## Aim of the exercise
Select from the records below every line that has the word "Teléfono" in it.

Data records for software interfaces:
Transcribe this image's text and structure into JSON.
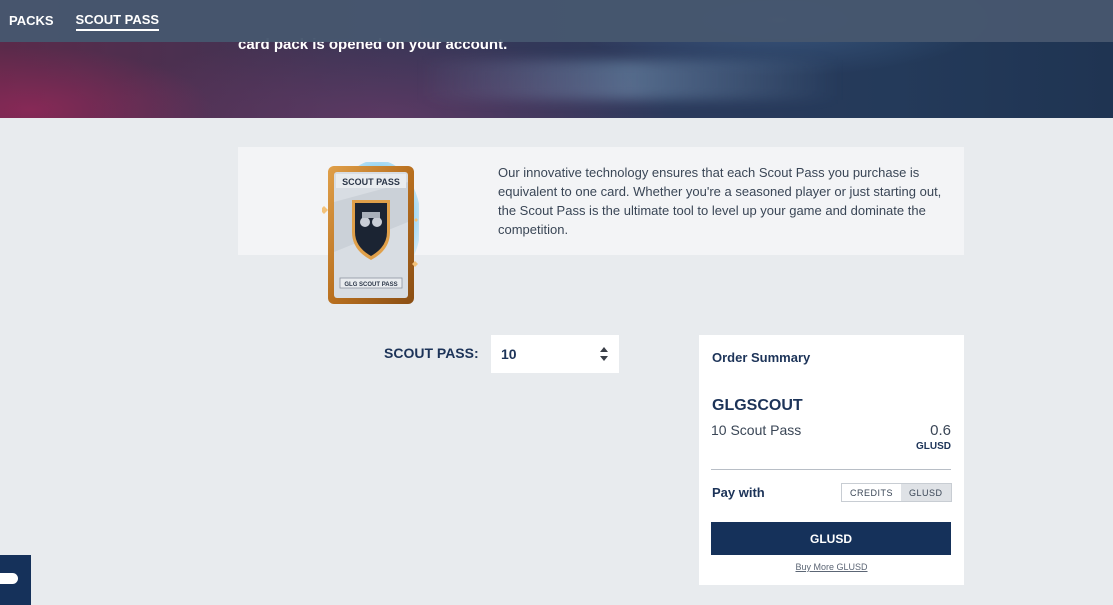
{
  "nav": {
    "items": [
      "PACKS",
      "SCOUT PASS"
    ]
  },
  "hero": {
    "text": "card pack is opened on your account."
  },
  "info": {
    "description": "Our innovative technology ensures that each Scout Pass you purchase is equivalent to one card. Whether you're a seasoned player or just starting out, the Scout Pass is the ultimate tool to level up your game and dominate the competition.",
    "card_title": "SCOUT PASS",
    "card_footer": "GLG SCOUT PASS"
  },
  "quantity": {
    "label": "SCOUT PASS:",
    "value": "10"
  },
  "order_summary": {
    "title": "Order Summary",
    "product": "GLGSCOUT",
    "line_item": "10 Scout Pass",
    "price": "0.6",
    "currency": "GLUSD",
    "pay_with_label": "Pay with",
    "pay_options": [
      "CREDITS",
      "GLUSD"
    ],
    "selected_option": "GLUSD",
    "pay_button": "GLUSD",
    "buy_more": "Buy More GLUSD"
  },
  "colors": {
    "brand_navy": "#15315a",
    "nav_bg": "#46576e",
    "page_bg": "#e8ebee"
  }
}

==

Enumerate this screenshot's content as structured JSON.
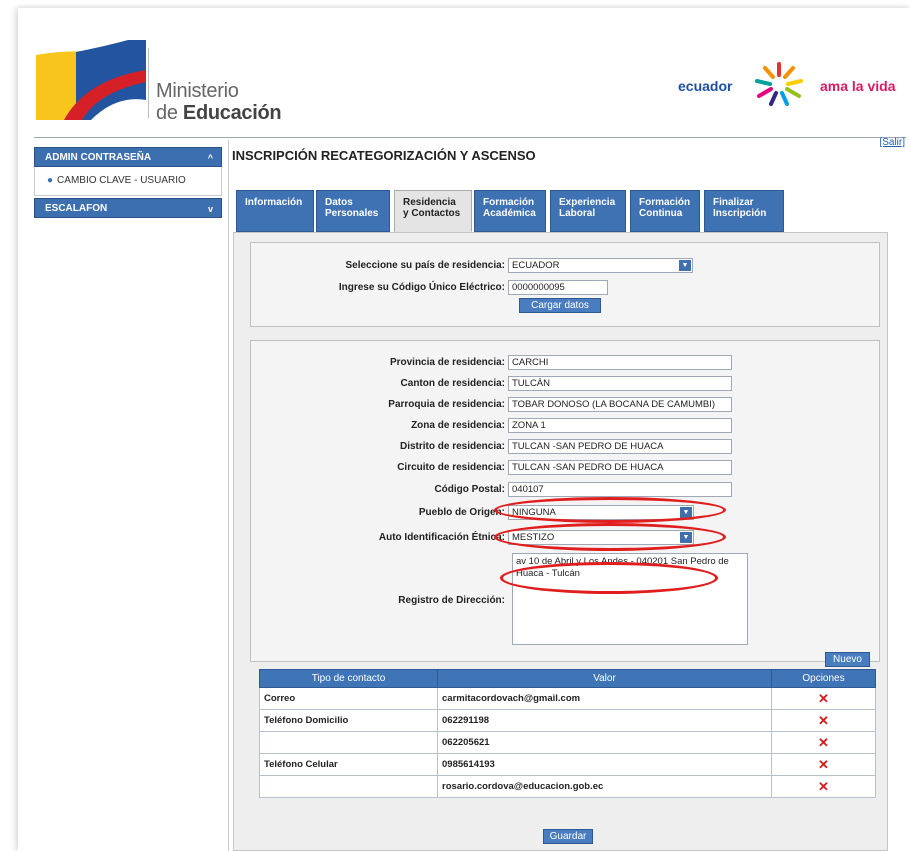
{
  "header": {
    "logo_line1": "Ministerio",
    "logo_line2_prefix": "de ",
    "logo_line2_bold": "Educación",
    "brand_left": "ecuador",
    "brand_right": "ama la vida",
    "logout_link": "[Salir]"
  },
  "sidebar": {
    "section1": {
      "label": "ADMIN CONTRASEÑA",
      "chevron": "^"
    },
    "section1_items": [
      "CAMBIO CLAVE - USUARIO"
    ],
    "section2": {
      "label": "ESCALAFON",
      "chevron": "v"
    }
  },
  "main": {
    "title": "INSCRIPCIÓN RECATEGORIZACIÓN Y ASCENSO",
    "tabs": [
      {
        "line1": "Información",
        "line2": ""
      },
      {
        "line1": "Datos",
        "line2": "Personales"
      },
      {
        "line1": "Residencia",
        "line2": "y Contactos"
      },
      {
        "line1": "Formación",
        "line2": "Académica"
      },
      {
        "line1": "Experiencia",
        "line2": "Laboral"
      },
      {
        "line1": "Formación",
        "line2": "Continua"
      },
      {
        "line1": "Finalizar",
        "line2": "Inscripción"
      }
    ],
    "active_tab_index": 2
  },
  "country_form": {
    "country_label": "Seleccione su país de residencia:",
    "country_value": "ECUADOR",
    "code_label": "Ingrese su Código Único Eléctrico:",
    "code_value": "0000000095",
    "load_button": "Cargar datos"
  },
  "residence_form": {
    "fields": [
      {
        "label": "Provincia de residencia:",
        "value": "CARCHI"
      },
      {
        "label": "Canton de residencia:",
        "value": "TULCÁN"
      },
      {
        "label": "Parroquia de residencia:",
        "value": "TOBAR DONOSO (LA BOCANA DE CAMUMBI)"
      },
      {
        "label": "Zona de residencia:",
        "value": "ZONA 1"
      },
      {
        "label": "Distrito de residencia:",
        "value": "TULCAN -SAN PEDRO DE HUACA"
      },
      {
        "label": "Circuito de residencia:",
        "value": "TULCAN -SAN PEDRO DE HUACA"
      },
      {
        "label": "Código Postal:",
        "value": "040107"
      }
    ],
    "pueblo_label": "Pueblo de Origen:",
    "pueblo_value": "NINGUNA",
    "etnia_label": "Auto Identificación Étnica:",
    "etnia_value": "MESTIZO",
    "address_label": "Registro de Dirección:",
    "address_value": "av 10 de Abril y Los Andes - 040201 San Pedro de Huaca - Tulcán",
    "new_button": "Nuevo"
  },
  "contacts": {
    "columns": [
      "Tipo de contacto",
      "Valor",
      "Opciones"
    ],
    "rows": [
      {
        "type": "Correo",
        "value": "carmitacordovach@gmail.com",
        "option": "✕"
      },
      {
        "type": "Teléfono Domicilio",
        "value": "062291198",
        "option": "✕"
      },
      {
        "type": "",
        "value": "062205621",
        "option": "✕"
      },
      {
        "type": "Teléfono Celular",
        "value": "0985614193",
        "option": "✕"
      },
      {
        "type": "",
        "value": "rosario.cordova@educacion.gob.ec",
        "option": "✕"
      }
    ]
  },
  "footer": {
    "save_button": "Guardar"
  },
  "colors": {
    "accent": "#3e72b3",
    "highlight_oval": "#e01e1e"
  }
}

## Result of this task
        "type": "Teléfono Domicilio",
        "type": "Teléfono Celular",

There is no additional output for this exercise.